The Chief’s Blood Lust
August 18, 2008
The police department may have gone further astray than anyone realizes in treating hero detective Ivan Davison like a criminal.
It could look even worse for Internal Affairs Bureau Chief Charlie Campisi, who already doesn’t look so good over the Davison incident.
Specifically, what role did he play in IAB’s obtaining a search warrant targeting Davison who, while off-duty, risked his life to save a stranger but was punished for his bravery?
Here’s what we know so far. Davison ran into trouble with the department last month simply because he had been out, enjoying a few drinks with friends, which — the last time we checked — is his right under the United States Constitution.
During his night out, he stopped to help a man being beaten outside a Queens nightspot. After one of the attackers shot at Davison and missed, Davison returned fire and wounded him.
He was given a field sobriety test at Jamaica Hospital, where he had gone because he suffers from high blood pressure. The testing was done in accordance with Police Commissioner Ray Kelly’s recent order that any officer who shoots and hits someone must be tested for sobriety. Other than a public relations gesture following the fatal police shooting of Sean Bell, it is not clear what the purpose of Kelly’s order was. But that’s another story.
At any rate, Davison tested a tad over the legal limit for DWI. IAB’s Chief Campisi then ordered Davison to check himself out of the hospital against his doctors’ orders and submit to a more accurate breathalyzer sobriety test at a police facility. When Davison refused, Campisi suspended him for being unfit for duty.
After a few days, Mayor Michael Bloomberg administered a reality check, urging Police Commissioner Ray Kelly to start acting like the normally intelligent being he is. Kelly then restored Davison to full duty and pronounced him a “hero.”
Now, here is where it gets interesting. While all this was going on at the hospital, and for reasons no one has explained, Campisi obtained a court order from a judge to search Davison’s car and home, and to draw his blood.
Why is that so interesting? Well, to obtain a court order, one must convince a judge in a sworn affidavit that a crime has been committed or suspected. Davison’s car was not involved in the incident. He hadn’t been driving, so there was no known reason to search it or to obtain a blood sample from him.
As for the warrant to search his home, your guess, reader, is as good as anyone’s as to what that’s about.
A source familiar with the incident put it this way: “There has to be an allegation of criminal activity, and there is no reasonable basis to believe Davison committed a crime.
“The civilian witnesses and the ballistics evidence recovered from the scene —shell casings from a weapon that was not Davison’s — indicated the presence of another firearm [the gunman’s] and appear to have supported Davison’s account that he was fired upon.”

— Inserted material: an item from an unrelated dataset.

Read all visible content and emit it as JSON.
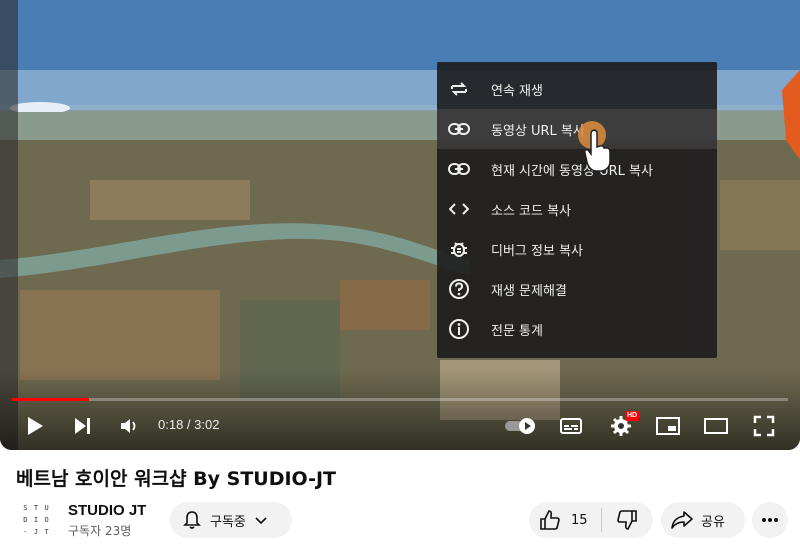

Added a second person familiar with the incident: “All this information was readily available to IAB. What, instead, led Campisi and IAB to conclude that Davison had been involved in the criminal activity needed to justify the issuance of a warrant?”
So what exactly did Campisi and his boys from IAB write and swear to in their affidavit that prompted a judge to grant such an order? What evidence did they provide to suggest that Davison might have committed a crime?
This is no mere legal technicality.
Maybe Campisi and IAB know something the rest of us don’t. Otherwise, as even a non-practicing lawyer like Kelly knows, what they wrote in those affidavits could be considered a crime itself — perjury.
Last week, Federal Magistrate James Francis IV again ordered the department to release some 600 pages of surveillance reports, albeit with names redacted to protect the identity of its undercovers.
In opposing the release, Deputy Commissioner of Intelligence David Cohen has cited such nonsense as claiming that disclosure would risk the lives of detectives and threaten “national security.”
Caution: when law enforcement agencies invoke national security, it usually means they don’t want the public to learn they have screwed up big-time.
In this case, that could more than likely involve illegal activity, as the spying reportedly occurred across the country and even overseas, which is, to say the least, not quite within the jurisdiction of the New York City Police Department.
The department has cited its surveillance reports to justify their mass arrests of 1806 protestors at the convention.
Cohen, Kelly and Mayor Mike continue to appeal Francis’s disclosure orders. Enough already.
Message to Mayor Mike: Stop wasting the taxpayers’ money on endless appeals you are ultimately going to lose.
Of course, he’ll probably be out of office by the time that happens.
Copyright © 2008 Leonard Levitt